Impact of sales promotions on brand preference after promoting period has been the debatable topic for years1. Advertising was believed to be the primary tool in the marketing mix, if not the only one, for branding. While promotions were believed to be the temporary tool used to stimulate sales volume or to help accomplish short-term objectives. “It is generally assumed that enhancing a product with features that do not negatively affect other attributes, such as offering a free premium or sweepstakes, can only help short term sales”2. Gedenk and Neslin claimed that experimental proof collected supports that promotions can be strengthening if consumers already develop positive attitudes towards the brand, and this will be particularly true when using non-price promotions. “Non-price promotions are even more effective because they enhance rather than hurt repeat purchasing.
So even though they are not quite as effective in the short-term, their stronger long-term effects enable them to generate more sales” 3. To support Gedenk and Neslin, the PMA/Northwestern University 2002 study, Promotion, Brand Building and Corporate Performance Research also illustrated that brand experience, and relationship between brand and its consumers may be enhanced using promotions.
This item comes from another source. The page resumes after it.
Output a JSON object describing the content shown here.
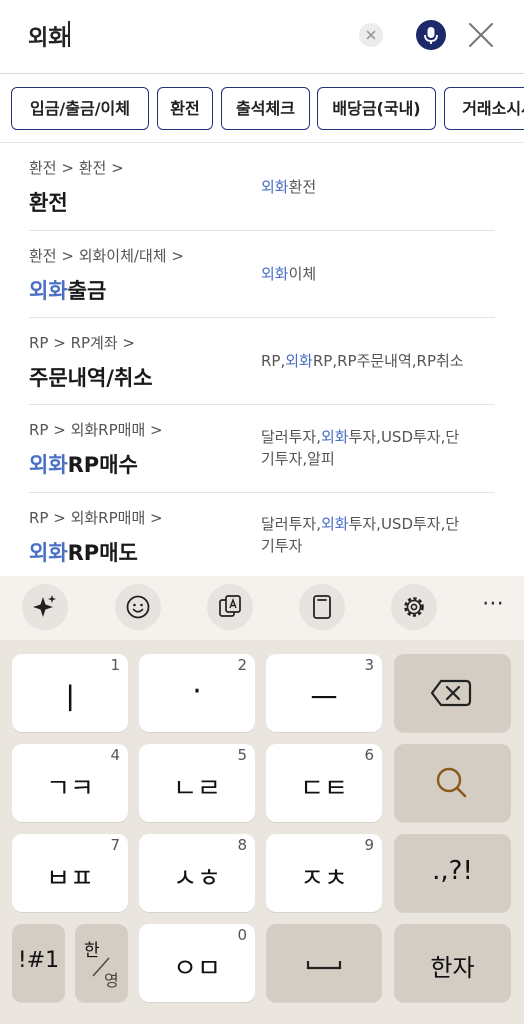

Van Heerde and Neslin discovered the same results proving that long-term consumer behavior may be affected by promotions4. Whereas Palazo?n-Vidal and Delgado-Ballester believed that price-promotions are less effective in branding due to their focus on the monetary association (the price)5. Simply put, they drive people to become more price-sensitive and habituate them to look for bargains whenever they intend to buy something.
Price discounts have conventionally been the robust form of sales promotions, consumers expectations move from quality improvement to price reduction, and hence simply decreasing prices is indeed problematic6. Darke and Chung conducted a research to investigate the pros and cons of price cuts in comparison to other promotional programs such as everyday-low-prices (EDLP) and free gift. The research demonstrated that free gifts were more effective in improving quality perceptions towards the brand and delivering value to consumers than EDLP promotional strategy1. Bawa and Shoemaker developed a model to examine the impact of free samples on incremental sales and brand preference.
They found that free samples plays an crucial role in producing brand loyalty, and generate sales after the trials due to a high level of customer’s retention, increase in purchase probability among those who have tried the brand with a sample2. A meta-analysis integrating 51 studies was conducted by DelVecchio, Henard, and Freling to assess the findings of earlier published studies that relates the application of sales promotion to implication of post-promotion brand choice. They found out that in general, sales promotions statistically have little effect on brand preference beyond the time promotion are in effect. Nevertheless, based on the degree of congruency between types of promotions and the promoted products, promotions can either improve or erode the brand loyalty3.